Please report how many lines in the records below contain the word "Setting", giving only that number.

Data records for software interfaces
Start of Block
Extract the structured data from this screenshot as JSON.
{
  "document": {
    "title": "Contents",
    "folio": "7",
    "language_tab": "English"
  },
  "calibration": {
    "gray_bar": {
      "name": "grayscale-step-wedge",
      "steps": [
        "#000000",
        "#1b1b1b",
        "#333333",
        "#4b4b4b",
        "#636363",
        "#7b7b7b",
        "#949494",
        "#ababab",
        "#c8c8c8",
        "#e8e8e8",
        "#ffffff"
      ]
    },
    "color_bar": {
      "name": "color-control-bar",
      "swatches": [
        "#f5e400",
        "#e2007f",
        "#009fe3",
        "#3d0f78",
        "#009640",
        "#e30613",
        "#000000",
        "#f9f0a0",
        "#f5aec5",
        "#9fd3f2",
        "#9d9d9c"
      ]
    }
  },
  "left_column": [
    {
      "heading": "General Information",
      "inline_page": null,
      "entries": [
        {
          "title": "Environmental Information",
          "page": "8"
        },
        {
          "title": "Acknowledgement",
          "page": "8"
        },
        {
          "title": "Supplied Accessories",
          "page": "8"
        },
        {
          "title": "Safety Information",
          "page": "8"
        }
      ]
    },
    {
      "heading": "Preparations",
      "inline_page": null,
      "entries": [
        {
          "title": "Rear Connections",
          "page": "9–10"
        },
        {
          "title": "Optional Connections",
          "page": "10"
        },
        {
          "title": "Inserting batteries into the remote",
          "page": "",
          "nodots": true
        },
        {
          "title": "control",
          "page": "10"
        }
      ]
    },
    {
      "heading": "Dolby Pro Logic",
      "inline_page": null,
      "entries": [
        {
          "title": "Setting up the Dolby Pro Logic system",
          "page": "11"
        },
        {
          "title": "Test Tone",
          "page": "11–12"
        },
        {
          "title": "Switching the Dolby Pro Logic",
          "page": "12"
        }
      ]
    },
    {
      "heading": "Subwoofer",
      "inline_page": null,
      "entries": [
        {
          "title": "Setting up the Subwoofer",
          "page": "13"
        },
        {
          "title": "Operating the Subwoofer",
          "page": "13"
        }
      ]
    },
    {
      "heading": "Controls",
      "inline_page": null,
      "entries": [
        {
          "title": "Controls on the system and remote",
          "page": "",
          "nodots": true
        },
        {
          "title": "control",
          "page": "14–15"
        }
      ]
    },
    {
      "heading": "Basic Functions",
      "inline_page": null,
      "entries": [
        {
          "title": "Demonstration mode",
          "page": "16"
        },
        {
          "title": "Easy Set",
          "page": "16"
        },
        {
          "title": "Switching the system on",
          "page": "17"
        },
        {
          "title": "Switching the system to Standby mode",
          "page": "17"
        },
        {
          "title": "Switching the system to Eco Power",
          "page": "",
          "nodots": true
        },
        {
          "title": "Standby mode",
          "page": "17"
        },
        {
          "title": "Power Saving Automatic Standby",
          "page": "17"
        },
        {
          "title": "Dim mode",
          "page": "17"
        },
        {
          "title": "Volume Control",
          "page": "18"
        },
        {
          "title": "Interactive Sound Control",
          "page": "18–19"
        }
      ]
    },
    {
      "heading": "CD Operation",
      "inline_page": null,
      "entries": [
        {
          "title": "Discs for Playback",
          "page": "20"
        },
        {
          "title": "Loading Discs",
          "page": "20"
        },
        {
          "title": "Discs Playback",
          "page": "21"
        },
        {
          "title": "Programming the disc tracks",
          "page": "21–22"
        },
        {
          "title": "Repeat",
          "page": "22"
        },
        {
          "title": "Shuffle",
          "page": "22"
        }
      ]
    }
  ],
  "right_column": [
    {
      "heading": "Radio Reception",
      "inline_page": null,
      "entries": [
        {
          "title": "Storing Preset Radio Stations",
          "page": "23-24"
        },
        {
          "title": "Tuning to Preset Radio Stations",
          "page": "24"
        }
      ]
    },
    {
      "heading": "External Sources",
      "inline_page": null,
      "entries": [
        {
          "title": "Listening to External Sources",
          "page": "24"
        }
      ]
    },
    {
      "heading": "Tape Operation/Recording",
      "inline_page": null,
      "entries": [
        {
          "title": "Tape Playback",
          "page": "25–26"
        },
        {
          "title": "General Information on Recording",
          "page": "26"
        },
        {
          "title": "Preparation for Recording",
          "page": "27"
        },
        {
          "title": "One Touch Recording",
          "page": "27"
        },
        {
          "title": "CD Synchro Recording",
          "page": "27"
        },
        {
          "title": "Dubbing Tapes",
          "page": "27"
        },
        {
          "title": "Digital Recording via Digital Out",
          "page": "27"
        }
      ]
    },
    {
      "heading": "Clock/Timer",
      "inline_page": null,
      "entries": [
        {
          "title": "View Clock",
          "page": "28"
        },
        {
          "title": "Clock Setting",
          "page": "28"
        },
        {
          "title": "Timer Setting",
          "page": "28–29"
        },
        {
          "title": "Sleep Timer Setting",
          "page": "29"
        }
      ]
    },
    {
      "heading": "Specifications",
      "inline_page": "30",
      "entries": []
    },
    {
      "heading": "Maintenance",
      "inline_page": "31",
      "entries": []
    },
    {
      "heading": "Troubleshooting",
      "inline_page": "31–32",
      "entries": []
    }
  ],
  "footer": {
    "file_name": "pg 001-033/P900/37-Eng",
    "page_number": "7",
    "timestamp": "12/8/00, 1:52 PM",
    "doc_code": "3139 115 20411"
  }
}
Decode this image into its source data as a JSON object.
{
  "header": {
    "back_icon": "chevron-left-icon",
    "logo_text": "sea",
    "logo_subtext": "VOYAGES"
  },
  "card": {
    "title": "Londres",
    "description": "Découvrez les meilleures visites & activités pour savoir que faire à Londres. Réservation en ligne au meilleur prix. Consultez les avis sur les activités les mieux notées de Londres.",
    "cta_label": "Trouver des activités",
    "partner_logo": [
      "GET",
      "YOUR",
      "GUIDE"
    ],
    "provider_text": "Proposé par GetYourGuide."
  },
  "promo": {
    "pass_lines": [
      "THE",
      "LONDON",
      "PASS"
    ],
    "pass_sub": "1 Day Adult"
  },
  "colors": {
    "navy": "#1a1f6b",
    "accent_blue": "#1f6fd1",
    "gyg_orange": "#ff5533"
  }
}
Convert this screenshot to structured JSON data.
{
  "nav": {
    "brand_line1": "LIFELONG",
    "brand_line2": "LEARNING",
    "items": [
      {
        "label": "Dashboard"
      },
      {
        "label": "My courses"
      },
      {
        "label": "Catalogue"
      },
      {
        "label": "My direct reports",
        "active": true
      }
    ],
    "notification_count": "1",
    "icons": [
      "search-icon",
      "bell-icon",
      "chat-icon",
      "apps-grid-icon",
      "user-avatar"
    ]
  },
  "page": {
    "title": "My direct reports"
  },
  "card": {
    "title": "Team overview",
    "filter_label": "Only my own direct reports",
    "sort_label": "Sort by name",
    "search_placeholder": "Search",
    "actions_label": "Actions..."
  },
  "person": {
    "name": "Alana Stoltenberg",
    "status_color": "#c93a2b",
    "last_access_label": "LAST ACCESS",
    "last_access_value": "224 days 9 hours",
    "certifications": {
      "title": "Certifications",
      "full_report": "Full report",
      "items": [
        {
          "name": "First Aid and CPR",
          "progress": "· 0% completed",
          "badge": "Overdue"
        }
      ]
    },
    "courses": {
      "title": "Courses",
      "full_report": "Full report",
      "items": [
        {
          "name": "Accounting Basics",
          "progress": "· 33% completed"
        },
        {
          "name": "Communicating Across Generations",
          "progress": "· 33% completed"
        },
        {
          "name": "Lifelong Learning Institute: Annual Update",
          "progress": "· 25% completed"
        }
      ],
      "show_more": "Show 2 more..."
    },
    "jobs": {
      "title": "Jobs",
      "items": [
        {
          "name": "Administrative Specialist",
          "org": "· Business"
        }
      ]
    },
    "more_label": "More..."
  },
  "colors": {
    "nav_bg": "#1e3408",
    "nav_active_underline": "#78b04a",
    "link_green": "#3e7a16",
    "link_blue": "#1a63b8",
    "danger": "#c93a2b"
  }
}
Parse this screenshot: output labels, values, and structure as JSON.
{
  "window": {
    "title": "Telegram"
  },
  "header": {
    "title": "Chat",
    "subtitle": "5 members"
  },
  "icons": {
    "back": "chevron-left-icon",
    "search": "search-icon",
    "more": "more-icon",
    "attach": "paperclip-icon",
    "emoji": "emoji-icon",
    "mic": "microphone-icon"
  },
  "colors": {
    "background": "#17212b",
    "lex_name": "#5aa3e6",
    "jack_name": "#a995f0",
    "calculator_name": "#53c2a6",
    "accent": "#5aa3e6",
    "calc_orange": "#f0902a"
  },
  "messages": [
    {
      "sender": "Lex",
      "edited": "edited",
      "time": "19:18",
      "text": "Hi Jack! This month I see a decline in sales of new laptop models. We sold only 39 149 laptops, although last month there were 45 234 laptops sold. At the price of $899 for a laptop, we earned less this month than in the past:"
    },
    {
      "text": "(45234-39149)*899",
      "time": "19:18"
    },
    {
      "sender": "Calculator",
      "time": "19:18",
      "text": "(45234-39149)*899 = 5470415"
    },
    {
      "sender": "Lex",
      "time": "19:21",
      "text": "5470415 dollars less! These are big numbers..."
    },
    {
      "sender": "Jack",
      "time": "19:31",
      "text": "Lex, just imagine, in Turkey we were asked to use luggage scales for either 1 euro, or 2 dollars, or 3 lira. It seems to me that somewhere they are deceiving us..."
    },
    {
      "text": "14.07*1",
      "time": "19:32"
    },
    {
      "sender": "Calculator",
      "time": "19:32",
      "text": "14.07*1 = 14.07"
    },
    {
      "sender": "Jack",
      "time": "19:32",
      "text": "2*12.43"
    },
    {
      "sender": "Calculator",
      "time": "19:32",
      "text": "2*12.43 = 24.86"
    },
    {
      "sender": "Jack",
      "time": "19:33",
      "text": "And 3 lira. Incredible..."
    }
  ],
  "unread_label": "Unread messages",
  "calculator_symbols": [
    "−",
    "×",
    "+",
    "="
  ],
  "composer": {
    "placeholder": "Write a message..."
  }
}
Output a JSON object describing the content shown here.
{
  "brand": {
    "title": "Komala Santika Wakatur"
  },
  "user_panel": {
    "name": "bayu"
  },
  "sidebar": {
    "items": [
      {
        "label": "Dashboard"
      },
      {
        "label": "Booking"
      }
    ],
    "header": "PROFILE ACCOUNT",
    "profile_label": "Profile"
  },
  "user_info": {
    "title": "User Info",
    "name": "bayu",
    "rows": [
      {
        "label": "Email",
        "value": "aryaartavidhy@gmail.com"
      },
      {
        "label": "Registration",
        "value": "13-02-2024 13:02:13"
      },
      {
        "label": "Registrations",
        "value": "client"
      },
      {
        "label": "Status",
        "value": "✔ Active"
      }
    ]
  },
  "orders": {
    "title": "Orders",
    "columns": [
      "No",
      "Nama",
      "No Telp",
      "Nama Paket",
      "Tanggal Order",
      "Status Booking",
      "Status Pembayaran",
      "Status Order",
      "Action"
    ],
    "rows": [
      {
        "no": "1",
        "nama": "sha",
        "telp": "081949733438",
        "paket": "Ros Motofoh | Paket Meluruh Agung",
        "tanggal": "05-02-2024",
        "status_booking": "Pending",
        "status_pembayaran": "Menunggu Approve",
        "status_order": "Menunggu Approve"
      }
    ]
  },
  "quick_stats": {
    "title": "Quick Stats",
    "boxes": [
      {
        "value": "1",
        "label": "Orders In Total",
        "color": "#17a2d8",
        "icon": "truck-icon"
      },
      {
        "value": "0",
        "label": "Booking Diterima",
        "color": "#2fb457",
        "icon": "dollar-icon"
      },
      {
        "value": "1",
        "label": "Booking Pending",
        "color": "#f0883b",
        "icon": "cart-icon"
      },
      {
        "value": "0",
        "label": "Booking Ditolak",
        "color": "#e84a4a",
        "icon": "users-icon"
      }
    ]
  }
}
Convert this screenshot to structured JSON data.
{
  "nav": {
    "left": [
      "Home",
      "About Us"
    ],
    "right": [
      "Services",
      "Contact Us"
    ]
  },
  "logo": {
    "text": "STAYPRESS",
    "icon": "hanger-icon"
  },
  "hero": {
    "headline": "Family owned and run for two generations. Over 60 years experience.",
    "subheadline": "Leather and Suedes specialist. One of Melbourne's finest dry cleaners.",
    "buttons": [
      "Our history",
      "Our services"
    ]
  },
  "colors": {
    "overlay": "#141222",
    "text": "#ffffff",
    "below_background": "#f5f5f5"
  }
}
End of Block
▶ [Result of this task]: 5